U. Schaffner, D. Kleijn, V. Brown and H. Müller-Schärer

Veratrum album in montane grasslands: a model system for implementing biological control in land management practices for high biodiversity habitats. BNI 22 (1)

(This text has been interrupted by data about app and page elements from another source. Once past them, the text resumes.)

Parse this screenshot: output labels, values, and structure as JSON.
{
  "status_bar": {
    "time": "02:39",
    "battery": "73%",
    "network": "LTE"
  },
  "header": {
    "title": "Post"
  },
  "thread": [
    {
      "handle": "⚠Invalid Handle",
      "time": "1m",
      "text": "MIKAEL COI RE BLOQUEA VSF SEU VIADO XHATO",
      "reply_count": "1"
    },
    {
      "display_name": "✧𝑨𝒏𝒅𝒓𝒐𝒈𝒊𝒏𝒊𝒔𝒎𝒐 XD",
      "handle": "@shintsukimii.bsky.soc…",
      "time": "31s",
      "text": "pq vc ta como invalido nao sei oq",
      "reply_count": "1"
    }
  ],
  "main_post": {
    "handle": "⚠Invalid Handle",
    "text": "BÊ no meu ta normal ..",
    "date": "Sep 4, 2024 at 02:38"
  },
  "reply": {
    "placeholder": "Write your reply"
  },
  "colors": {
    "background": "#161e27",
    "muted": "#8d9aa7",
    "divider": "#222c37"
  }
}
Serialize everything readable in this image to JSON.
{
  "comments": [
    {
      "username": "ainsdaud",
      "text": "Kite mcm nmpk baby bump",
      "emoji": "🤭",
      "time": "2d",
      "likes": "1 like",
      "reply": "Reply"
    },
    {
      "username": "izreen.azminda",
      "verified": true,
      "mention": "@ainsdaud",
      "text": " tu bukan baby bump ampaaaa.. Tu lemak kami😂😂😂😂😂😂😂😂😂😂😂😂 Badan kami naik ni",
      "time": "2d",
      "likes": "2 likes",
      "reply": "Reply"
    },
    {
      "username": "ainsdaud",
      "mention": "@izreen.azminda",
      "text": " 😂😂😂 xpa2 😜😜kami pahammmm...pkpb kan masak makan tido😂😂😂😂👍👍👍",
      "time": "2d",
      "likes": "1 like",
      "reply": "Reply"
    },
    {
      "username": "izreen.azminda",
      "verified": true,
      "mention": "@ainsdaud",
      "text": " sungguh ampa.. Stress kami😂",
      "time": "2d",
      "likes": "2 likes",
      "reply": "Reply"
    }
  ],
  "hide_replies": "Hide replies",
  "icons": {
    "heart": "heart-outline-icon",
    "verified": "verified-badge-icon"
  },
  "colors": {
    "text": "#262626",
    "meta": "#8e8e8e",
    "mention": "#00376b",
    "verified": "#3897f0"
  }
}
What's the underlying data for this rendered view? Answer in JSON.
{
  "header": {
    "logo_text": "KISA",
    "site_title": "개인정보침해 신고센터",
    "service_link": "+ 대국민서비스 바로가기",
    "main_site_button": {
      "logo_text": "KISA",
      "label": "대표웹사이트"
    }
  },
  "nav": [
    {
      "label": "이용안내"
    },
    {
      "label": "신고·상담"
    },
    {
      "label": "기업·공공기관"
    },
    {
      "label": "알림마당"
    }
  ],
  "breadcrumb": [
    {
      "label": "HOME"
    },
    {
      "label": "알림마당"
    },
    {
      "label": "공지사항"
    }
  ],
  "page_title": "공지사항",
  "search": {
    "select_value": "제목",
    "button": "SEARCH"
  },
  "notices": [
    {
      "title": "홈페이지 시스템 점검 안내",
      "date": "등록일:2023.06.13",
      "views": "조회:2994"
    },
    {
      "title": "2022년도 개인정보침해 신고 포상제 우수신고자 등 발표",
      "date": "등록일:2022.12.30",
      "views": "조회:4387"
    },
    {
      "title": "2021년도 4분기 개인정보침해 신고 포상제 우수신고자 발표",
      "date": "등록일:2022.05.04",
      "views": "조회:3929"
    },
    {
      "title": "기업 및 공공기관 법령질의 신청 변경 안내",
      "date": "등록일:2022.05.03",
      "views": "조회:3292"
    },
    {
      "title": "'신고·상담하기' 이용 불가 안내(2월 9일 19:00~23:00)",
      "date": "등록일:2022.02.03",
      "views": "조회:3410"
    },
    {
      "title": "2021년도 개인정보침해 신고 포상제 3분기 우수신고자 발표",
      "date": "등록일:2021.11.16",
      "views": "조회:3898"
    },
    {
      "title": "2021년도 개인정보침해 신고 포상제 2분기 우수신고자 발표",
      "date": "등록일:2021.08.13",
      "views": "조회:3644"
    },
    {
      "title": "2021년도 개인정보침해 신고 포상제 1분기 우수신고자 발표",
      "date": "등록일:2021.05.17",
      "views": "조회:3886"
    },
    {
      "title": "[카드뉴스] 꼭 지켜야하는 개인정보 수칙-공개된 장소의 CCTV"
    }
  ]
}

Low-input agriculture on montane grasslands as practised until the mid 20th Century, has promoted local biodiversity by creating and maintaining open and semi-open habitats below the timberline. Today, socioeconomic trends lead to management intensification in nearby grasslands and to abandonment of more remote grasslands; either of these trends puts the local biodiversity under pressure. One especially time-consuming and costly activity in montane alpine grasslands is weed control. In Europe, broadcast application of chemical control is not recommended or not even allowed because the available herbicides are unselective, and treatment of individual plants, either chemically or mechanically, is extremely labour-intensive. Stakeholders are therefore urged to develop new control concepts that are economically affordable and highly selective. The implementation of biological control into existing management schemes may provide an appropriate strategy for management of the most problematic montane grassland weeds. In order to develop effective biological weed management strategies, it is necessary to (a) identify life cycle transitions of the weed that are both amenable to manipulation and influential on population growth; and (b) combine control due to natural antagonists and limiting resources. Veratrum album is an important weed on grazed montane grasslands, because it exhibits acute toxicity to mammals and locally displaces fodder plants. This paper reviews the available information on the ecology of V. album and its natural antagonists, and explores prospects for its biological control. It is suggested that this species and its antagonists provide a promising model system for exploring the possibilities of implementing biological weed management within existing and future management schemes of montane grasslands.